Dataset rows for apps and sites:
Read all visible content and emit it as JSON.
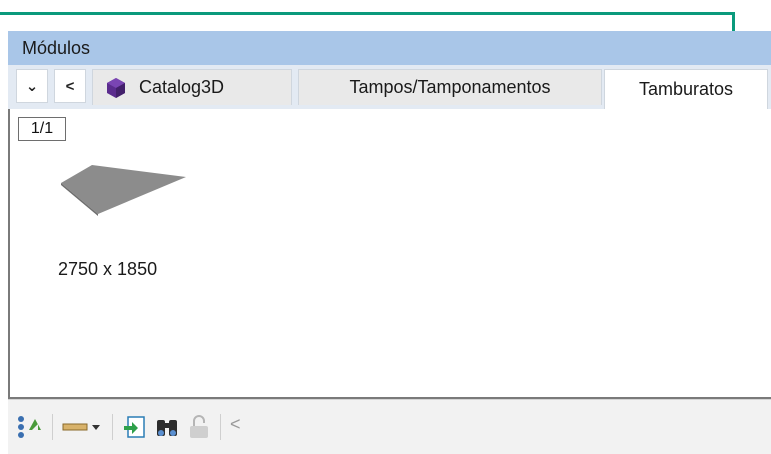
{
  "panel": {
    "title": "Módulos"
  },
  "tabs": {
    "nav_down_glyph": "⌄",
    "nav_left_glyph": "<",
    "items": [
      {
        "label": "Catalog3D",
        "icon": "cube-icon",
        "icon_color": "#5b2c8e"
      },
      {
        "label": "Tampos/Tamponamentos"
      },
      {
        "label": "Tamburatos",
        "active": true
      }
    ]
  },
  "content": {
    "pager": "1/1",
    "items": [
      {
        "label": "2750 x 1850",
        "thumbnail": "gray-panel-thumbnail"
      }
    ]
  },
  "toolbar": {
    "icons": [
      "tree-refresh-icon",
      "dimension-dropdown-icon",
      "import-icon",
      "binoculars-icon",
      "lock-icon"
    ],
    "scroll_glyph": "<"
  },
  "colors": {
    "accent": "#0a9a7c",
    "title_bar": "#a9c6e8"
  }
}
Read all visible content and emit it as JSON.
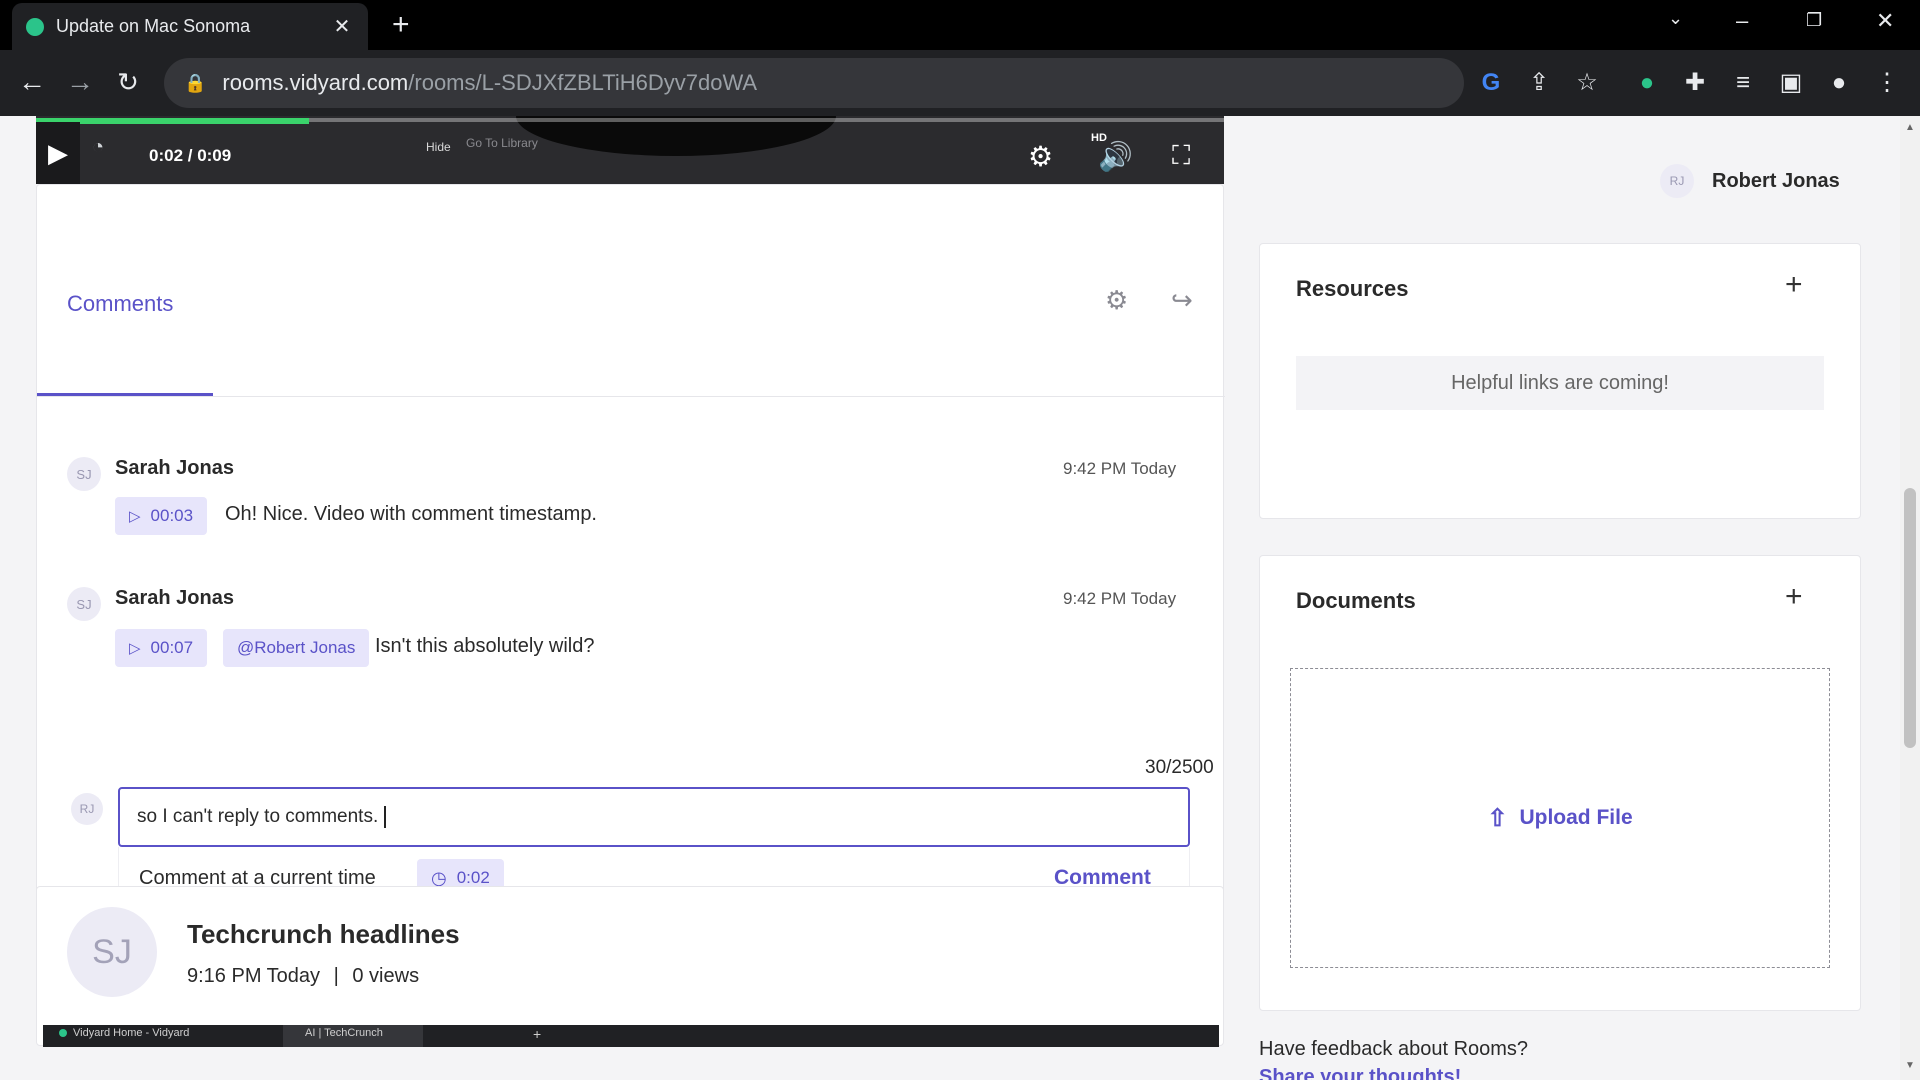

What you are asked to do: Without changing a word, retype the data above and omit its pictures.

Final answer:
Read all visible content and emit it as JSON.
{
  "panel": {
    "title": "Módulos"
  },
  "tabs": {
    "nav_down_glyph": "⌄",
    "nav_left_glyph": "<",
    "items": [
      {
        "label": "Catalog3D",
        "icon": "cube-icon",
        "icon_color": "#5b2c8e"
      },
      {
        "label": "Tampos/Tamponamentos"
      },
      {
        "label": "Tamburatos",
        "active": true
      }
    ]
  },
  "content": {
    "pager": "1/1",
    "items": [
      {
        "label": "2750 x 1850",
        "thumbnail": "gray-panel-thumbnail"
      }
    ]
  },
  "toolbar": {
    "icons": [
      "tree-refresh-icon",
      "dimension-dropdown-icon",
      "import-icon",
      "binoculars-icon",
      "lock-icon"
    ],
    "scroll_glyph": "<"
  },
  "colors": {
    "accent": "#0a9a7c",
    "title_bar": "#a9c6e8"
  }
}
Read all visible content and emit it as JSON.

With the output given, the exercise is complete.